    The ability to sense light can be considered the most fundamental and presumably the most ancient property of visual systems. This ability is the basis of phototaxis, one of the most striking behavioral responses of motile photosynthetic microorganisms (i.e. microalgae) to light stimuli, which allows them to move toward or away directional light. In order to fully exploit the information content of light (intensity, direction, distribution) microorganisms need proper perceiving devices, termed photoreceptors, which must act as sensors, to perceive wavelength and direction of light, as transducers, to convert the light signal into chemical and/or electrical information, but also as amplifiers and eventually as transmitters. This review describes the universal structural, behavioral and physiological features necessary for the proper functioning of these devices in algae, and how these features have been investigated by means of different analytical techniques such as for example microspectroscopy, digital fluorescence microscopy, two photons FLIM. The insight of the photoreceptive response mechanism is explained using the unicellular alga Euglena gracilis, in which the different structural, behavioral and physiological features combine to achieve a concerted, efficient response to light stimuli.

  20. Characterization of methylmalonyl-CoA mutase involved in the propionate photoassimilation of Euglena gracilis Z.

    PubMed

    Miyamoto, Emi; Tanioka, Yuri; Nishizawa-Yokoi, Ayako; Yabuta, Yukinori; Ohnishi, Kouhei; Misono, Haruo; Shigeoka, Shigeru; Nakano, Yoshihisa; Watanabe, Fumio

    2010-06-01

    Significant accumulation of the methylmalonyl-CoA mutase apoenzyme was observed in the photosynthetic flagellate Euglena gracilis Z at the end of the logarithmic growth phase. The apoenzyme was converted to a holoenzyme by incubation for 4 h at 4 degrees C with 10 microM 5'-deoxyadenosylcobalamin, and then, the holoenzyme was purified to homogeneity and characterized.

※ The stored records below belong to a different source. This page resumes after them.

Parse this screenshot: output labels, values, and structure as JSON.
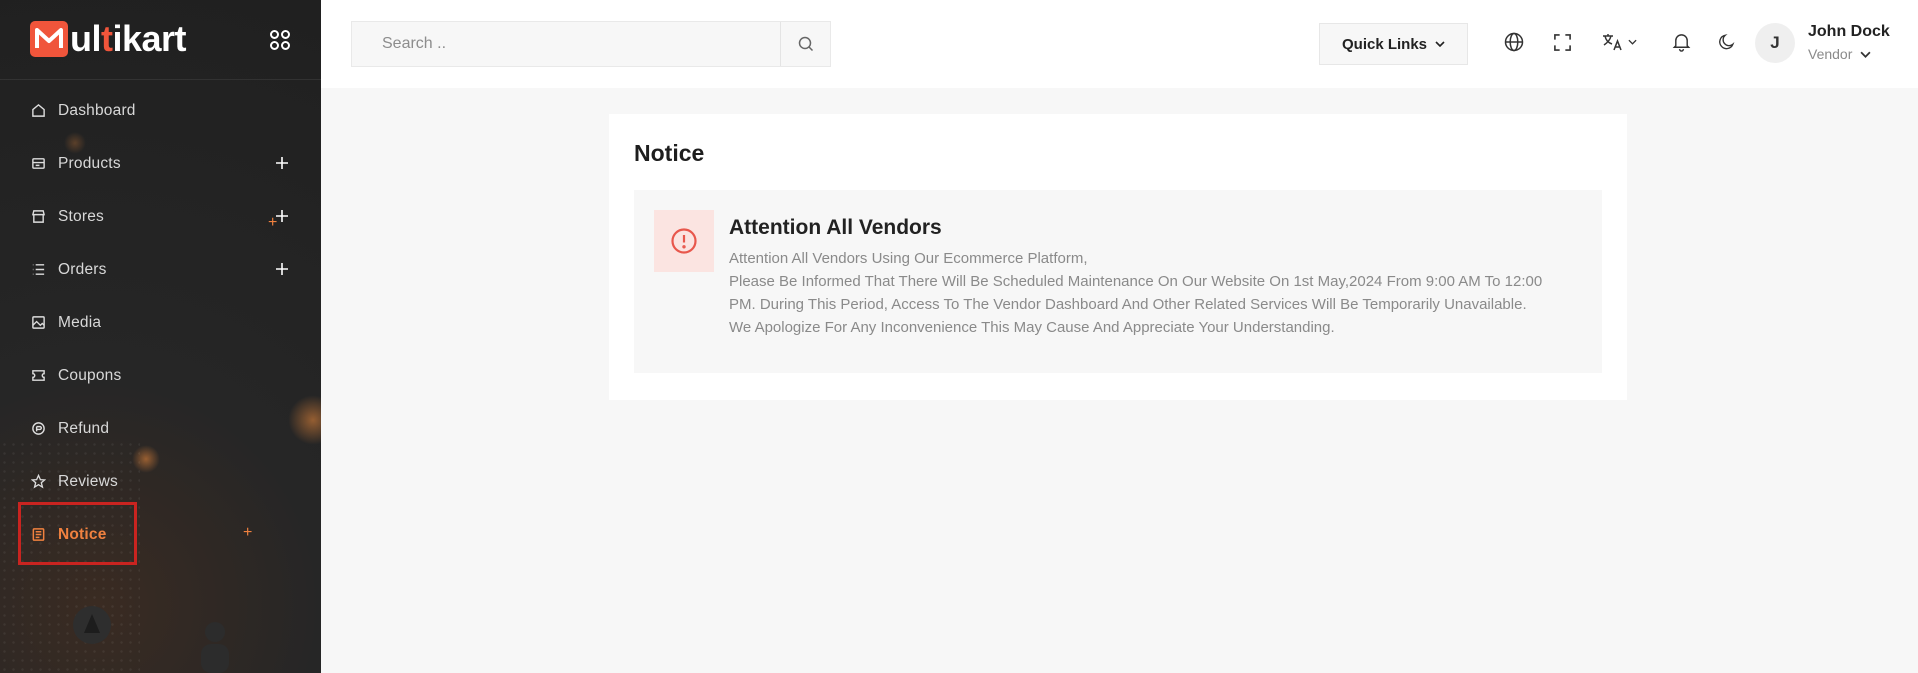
{
  "app": {
    "logo_text_prefix": "ul",
    "logo_text_i": "t",
    "logo_text_suffix": "ikart",
    "brand_color": "#f0553b",
    "accent_color": "#f0813f"
  },
  "sidebar": {
    "items": [
      {
        "label": "Dashboard",
        "icon": "home-icon",
        "expandable": false
      },
      {
        "label": "Products",
        "icon": "products-icon",
        "expandable": true
      },
      {
        "label": "Stores",
        "icon": "store-icon",
        "expandable": true
      },
      {
        "label": "Orders",
        "icon": "list-icon",
        "expandable": true
      },
      {
        "label": "Media",
        "icon": "image-icon",
        "expandable": false
      },
      {
        "label": "Coupons",
        "icon": "ticket-icon",
        "expandable": false
      },
      {
        "label": "Refund",
        "icon": "refund-icon",
        "expandable": false
      },
      {
        "label": "Reviews",
        "icon": "star-icon",
        "expandable": false
      },
      {
        "label": "Notice",
        "icon": "notice-icon",
        "expandable": false,
        "active": true
      }
    ]
  },
  "header": {
    "search_placeholder": "Search ..",
    "quick_links_label": "Quick Links",
    "user": {
      "initial": "J",
      "name": "John Dock",
      "role": "Vendor"
    }
  },
  "main": {
    "title": "Notice",
    "notice": {
      "heading": "Attention All Vendors",
      "lines": [
        "Attention All Vendors Using Our Ecommerce Platform,",
        "Please Be Informed That There Will Be Scheduled Maintenance On Our Website On 1st May,2024 From 9:00 AM To 12:00 PM. During This Period, Access To The Vendor Dashboard And Other Related Services Will Be Temporarily Unavailable.",
        "We Apologize For Any Inconvenience This May Cause And Appreciate Your Understanding."
      ],
      "icon": "alert-circle-icon",
      "icon_color": "#e8574c"
    }
  }
}
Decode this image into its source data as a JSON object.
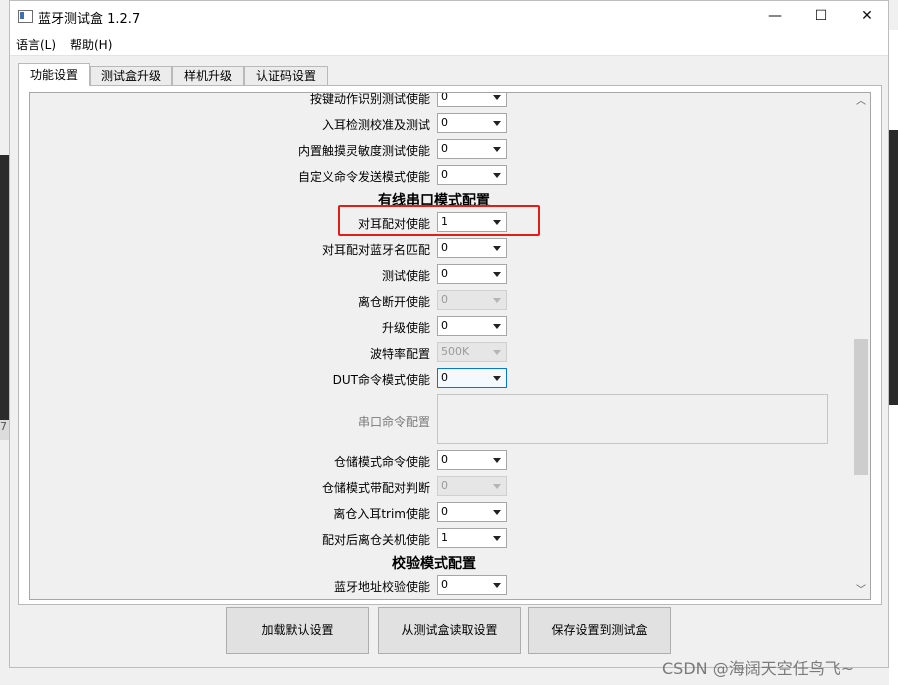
{
  "window": {
    "title": "蓝牙测试盒 1.2.7",
    "controls": {
      "minimize": "—",
      "maximize": "☐",
      "close": "✕"
    }
  },
  "menu": [
    {
      "label": "语言(L)"
    },
    {
      "label": "帮助(H)"
    }
  ],
  "tabs": [
    {
      "label": "功能设置",
      "active": true
    },
    {
      "label": "测试盒升级"
    },
    {
      "label": "样机升级"
    },
    {
      "label": "认证码设置"
    }
  ],
  "settings": {
    "rows_top": [
      {
        "label": "按键动作识别测试使能",
        "value": "0"
      },
      {
        "label": "入耳检测校准及测试",
        "value": "0"
      },
      {
        "label": "内置触摸灵敏度测试使能",
        "value": "0"
      },
      {
        "label": "自定义命令发送模式使能",
        "value": "0"
      }
    ],
    "section_wired": "有线串口模式配置",
    "rows_wired": [
      {
        "label": "对耳配对使能",
        "value": "1"
      },
      {
        "label": "对耳配对蓝牙名匹配",
        "value": "0"
      },
      {
        "label": "测试使能",
        "value": "0"
      },
      {
        "label": "离仓断开使能",
        "value": "0",
        "disabled": true
      },
      {
        "label": "升级使能",
        "value": "0"
      },
      {
        "label": "波特率配置",
        "value": "500K",
        "disabled": true
      },
      {
        "label": "DUT命令模式使能",
        "value": "0"
      }
    ],
    "serial_command_label": "串口命令配置",
    "rows_storage": [
      {
        "label": "仓储模式命令使能",
        "value": "0"
      },
      {
        "label": "仓储模式带配对判断",
        "value": "0",
        "disabled": true
      },
      {
        "label": "离仓入耳trim使能",
        "value": "0"
      },
      {
        "label": "配对后离仓关机使能",
        "value": "1"
      }
    ],
    "section_verify": "校验模式配置",
    "rows_verify": [
      {
        "label": "蓝牙地址校验使能",
        "value": "0"
      }
    ]
  },
  "buttons": {
    "load_default": "加载默认设置",
    "read_from_box": "从测试盒读取设置",
    "save_to_box": "保存设置到测试盒"
  },
  "watermark": "CSDN @海阔天空任鸟飞~",
  "edge_text": "7"
}
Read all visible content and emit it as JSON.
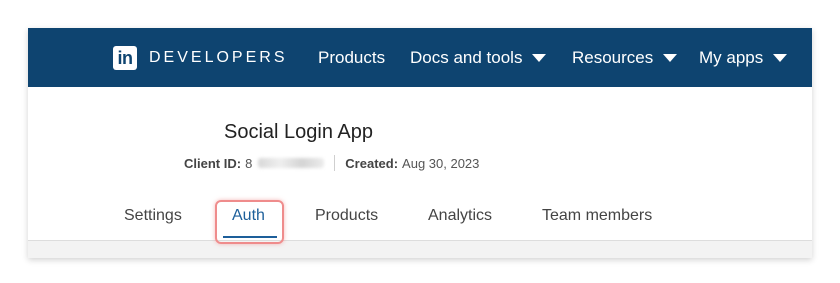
{
  "header": {
    "brand_logo_text": "in",
    "brand_word": "DEVELOPERS",
    "nav": [
      {
        "label": "Products",
        "has_dropdown": false
      },
      {
        "label": "Docs and tools",
        "has_dropdown": true
      },
      {
        "label": "Resources",
        "has_dropdown": true
      },
      {
        "label": "My apps",
        "has_dropdown": true
      }
    ]
  },
  "app": {
    "title": "Social Login App",
    "client_id_label": "Client ID:",
    "client_id_value_visible": "8",
    "created_label": "Created:",
    "created_value": "Aug 30, 2023"
  },
  "tabs": [
    {
      "label": "Settings",
      "active": false
    },
    {
      "label": "Auth",
      "active": true
    },
    {
      "label": "Products",
      "active": false
    },
    {
      "label": "Analytics",
      "active": false
    },
    {
      "label": "Team members",
      "active": false
    }
  ],
  "colors": {
    "topbar": "#0e4470",
    "active_tab": "#1d5f9a",
    "highlight": "#ef8c8c"
  }
}
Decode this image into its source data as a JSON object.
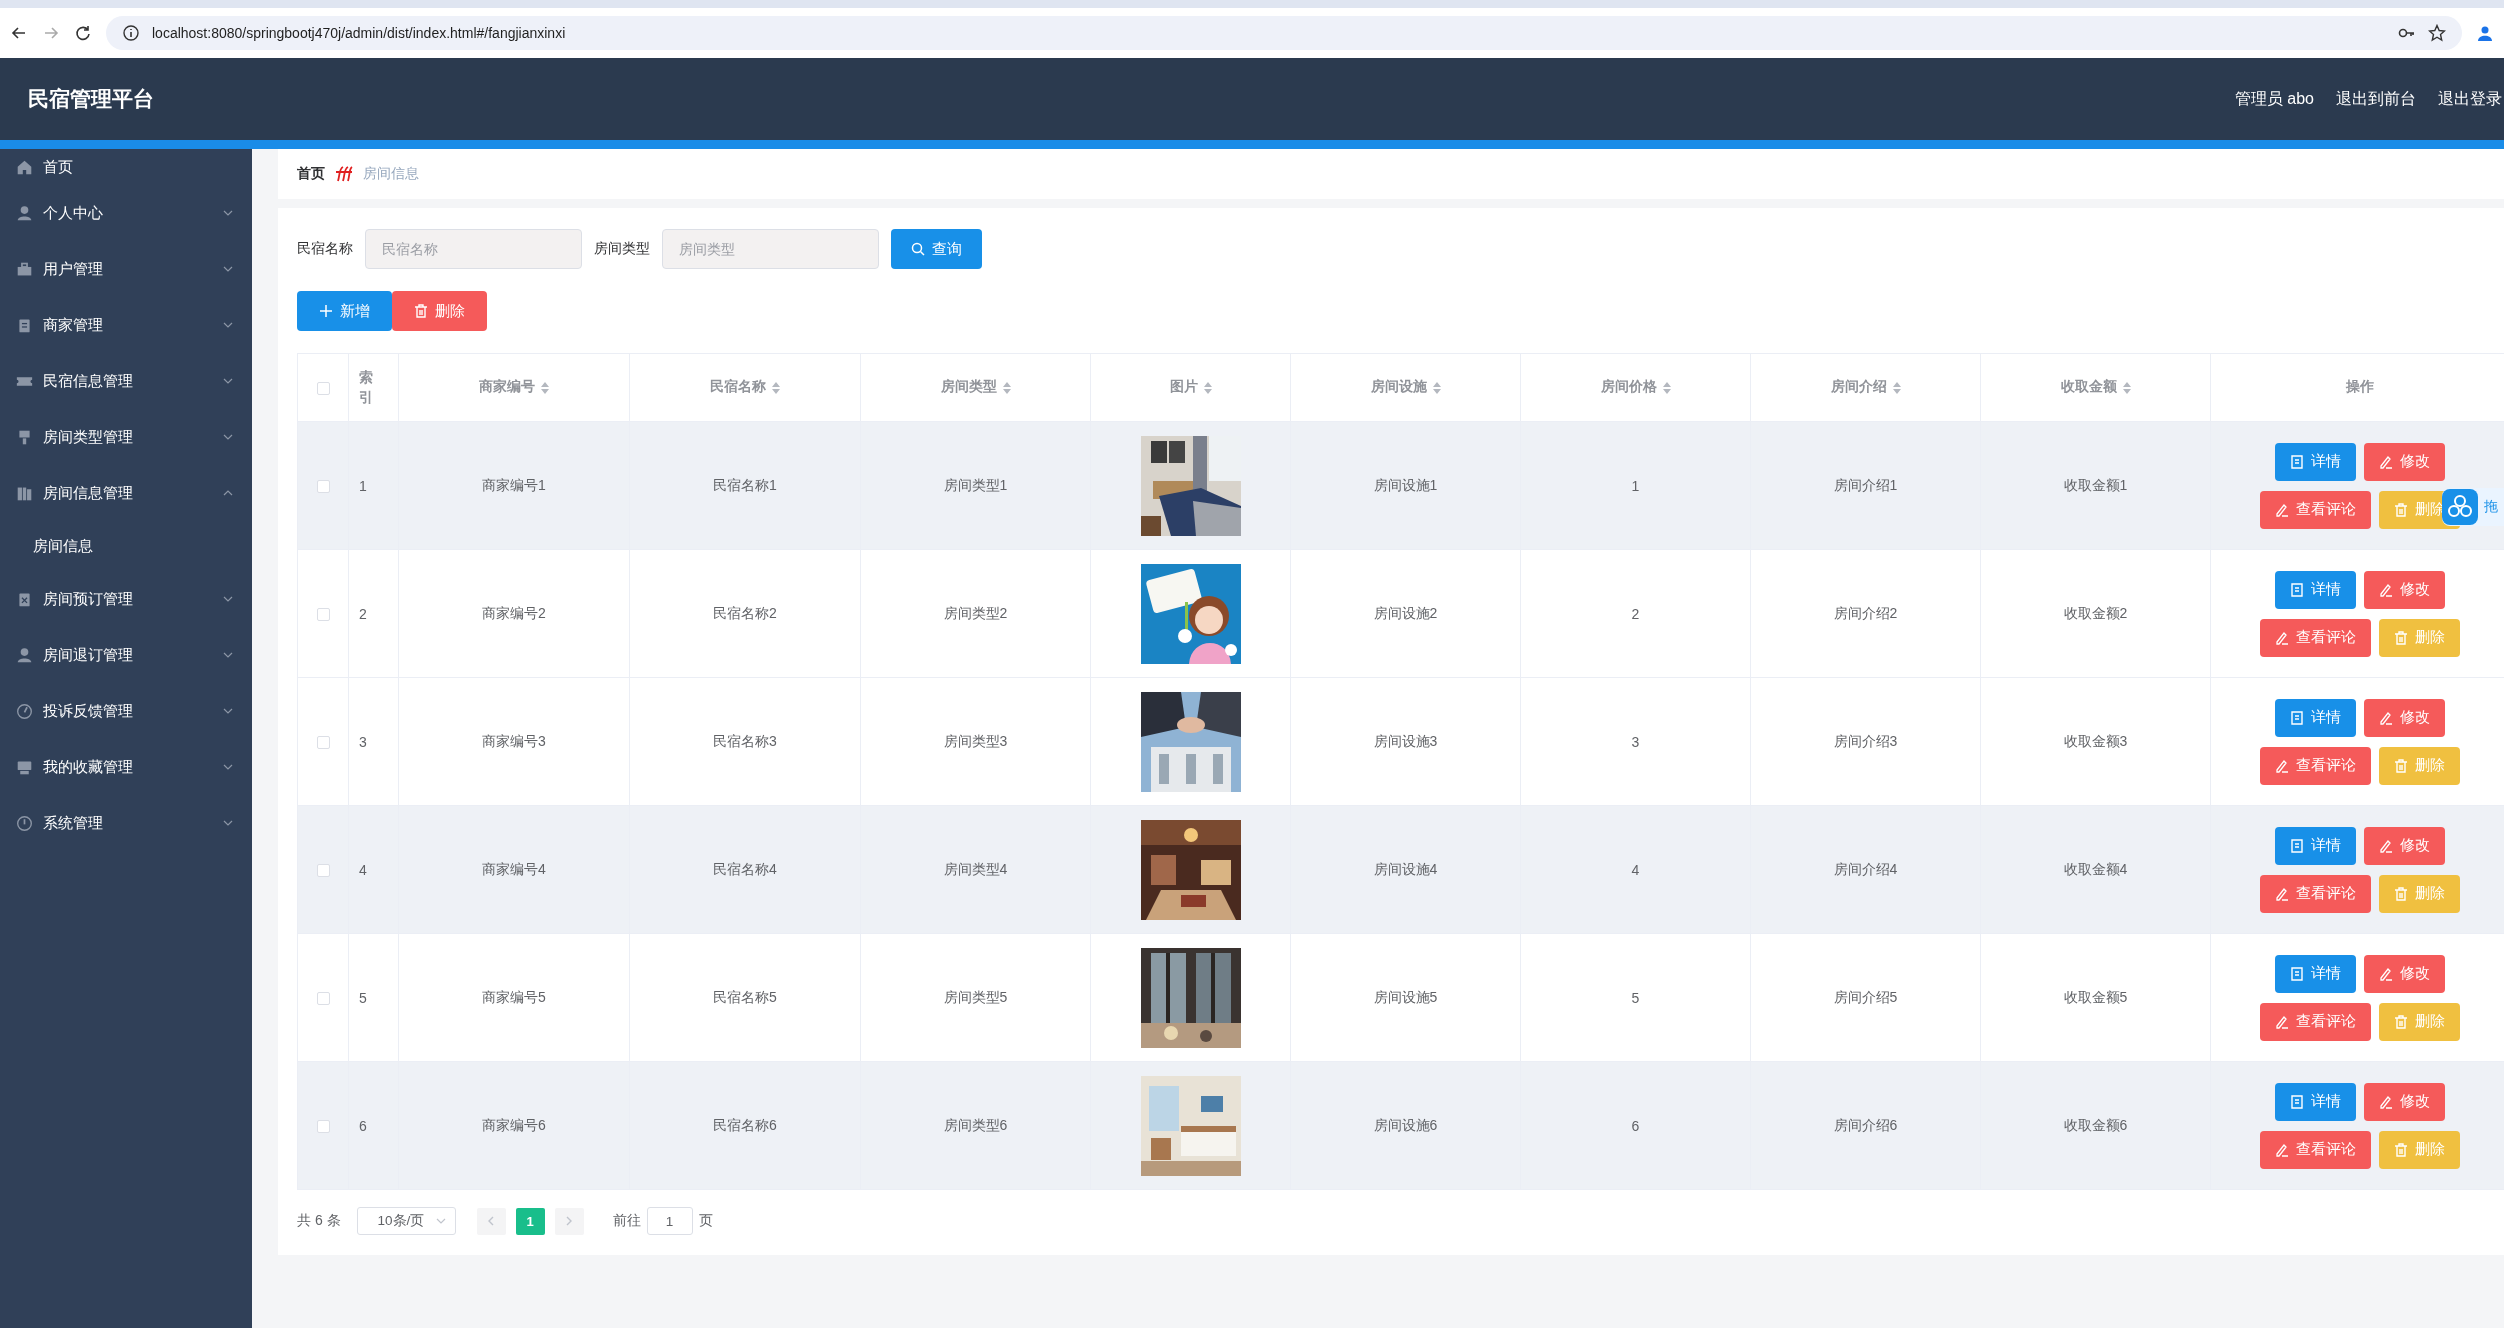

The apparent molecular mass of the enzyme was calculated to be 149.0 kDa +/- 5.0 kDa using Superdex 200 gel filtration. SDS-polyacrylamide gel electrophoresis of the purified enzyme yielded a single protein band with an apparent molecular mass of 75.0 kDa +/- 3.0 kDa, indicating that the Euglena enzyme is composed of two identical subunits. The purified enzyme contained one mole of prosthetic 5'-deoxyadenosylcobalamin per mole of the enzyme subunit. Moreover, we cloned the full-length cDNA of the Euglena enzyme. The cDNA clone contained an open reading frame encoding a protein of 717 amino acids with a calculated molecular mass of 78.3 kDa, preceded by a putative mitochondrial targeting signal consisting of nine amino acid residues. Furthermore, we studied some properties and physiological function of the Euglena enzyme.